transportation. They both agree that politics plays an important role in globalization.
Furthermore, Short argues that the ‘world cities’ label focuses narrowly on economic change
and excludes cultures and immigrant communities. Additionally, he criticizes that there is a
geographic bias towards western cities, which is why developing cities are being overlooked
and not integrated into the global economy. This view goes hand in hand with Parkers view
that industrial cities with MNCs want a reserve of cheap labor to be measured in millions so
their profit margins can be high.
Both Parker and Short imply that Capitalism and Industrialists create global cities that
connect the world for political and personal profits of MNCs. I agree with them and disagree
with the World Bank views that poverty and life expectancy decreased in India due to
globalization and therefore global integration is an antidote to global poverty. Even though
short-term improvements can be shown in economic and financial aspects with the increase
in jobs and growth of global cities; the human happiness, living standards and rich to poor
gap is still an issue. Hence, giving temporary satisfaction to workers still does not explain the
greater fall an economic crisis can cause to poverty stricken places, in the end making this
gap hardly amendable. Conclusively, growth and globalization increase does not necessarily

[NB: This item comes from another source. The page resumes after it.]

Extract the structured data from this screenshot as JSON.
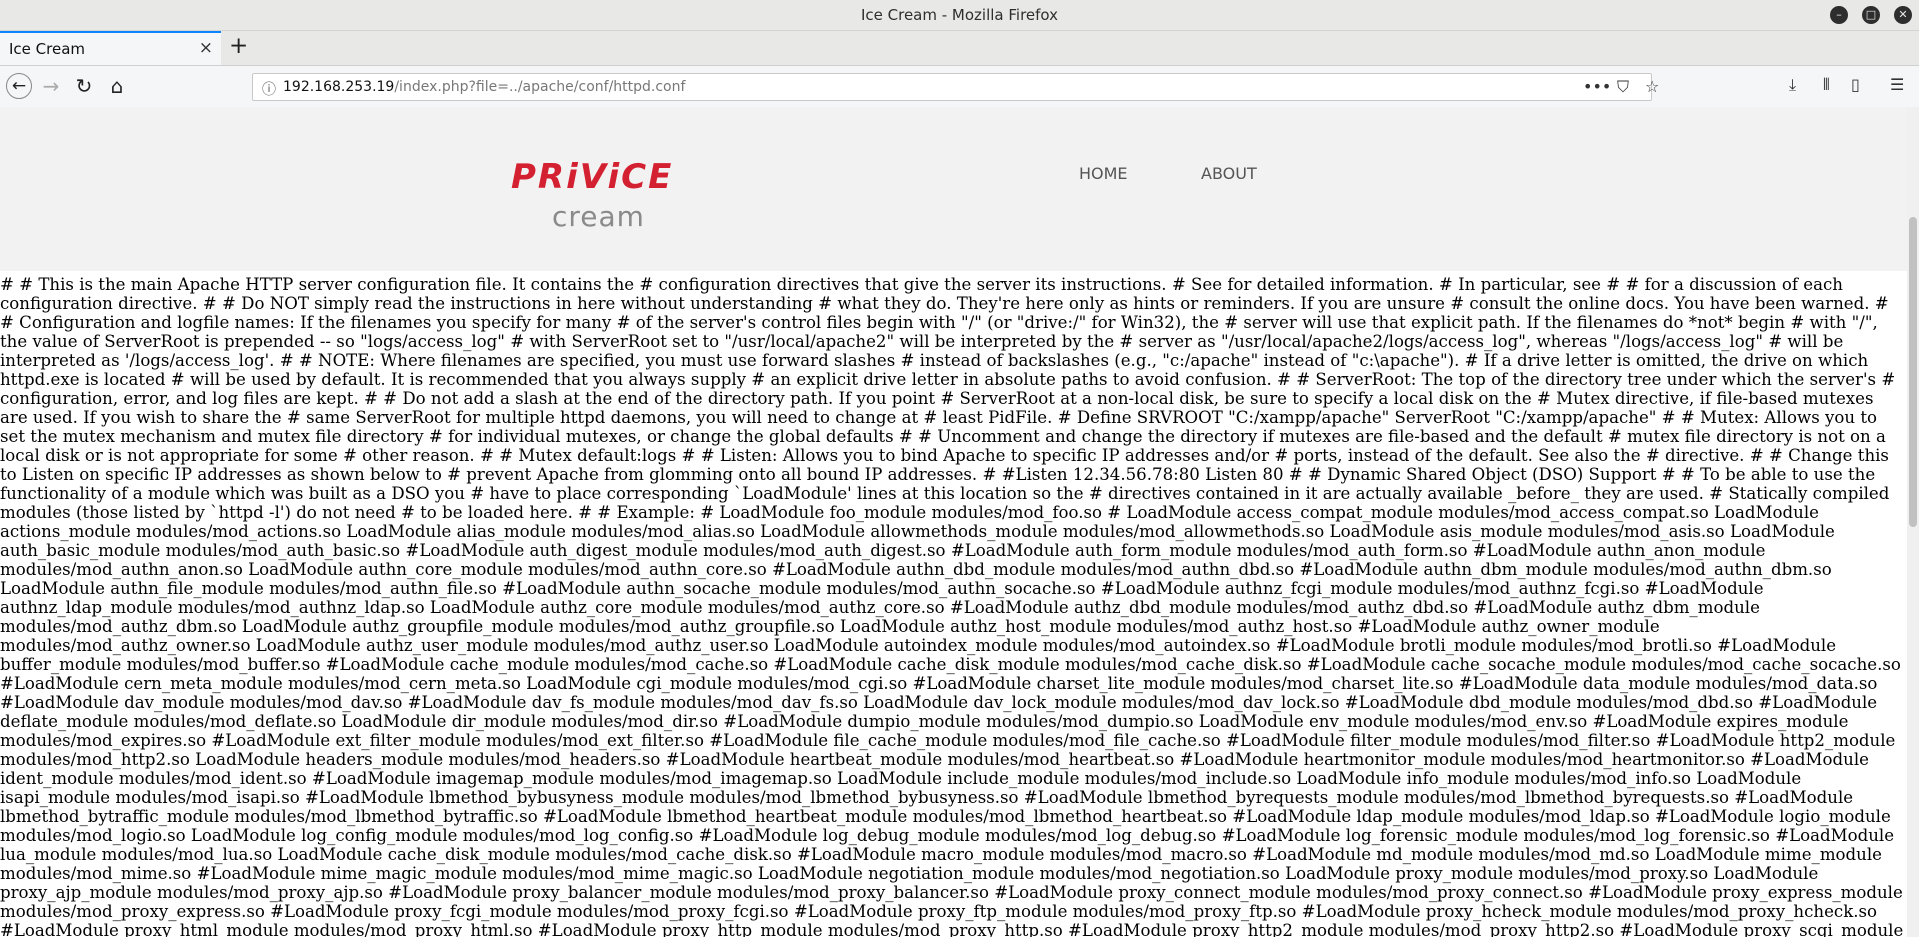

mean a better living for all the global countries.
1. Simon Parker, Urban Theory and the Urban Experience (London: Routledge, 2004) pp. 111-119
2. Yeong-Hyun Kim and John Rennie Short, “Globalization and world cities” Cities and Economies
(London: Routledge, 2008) 65-79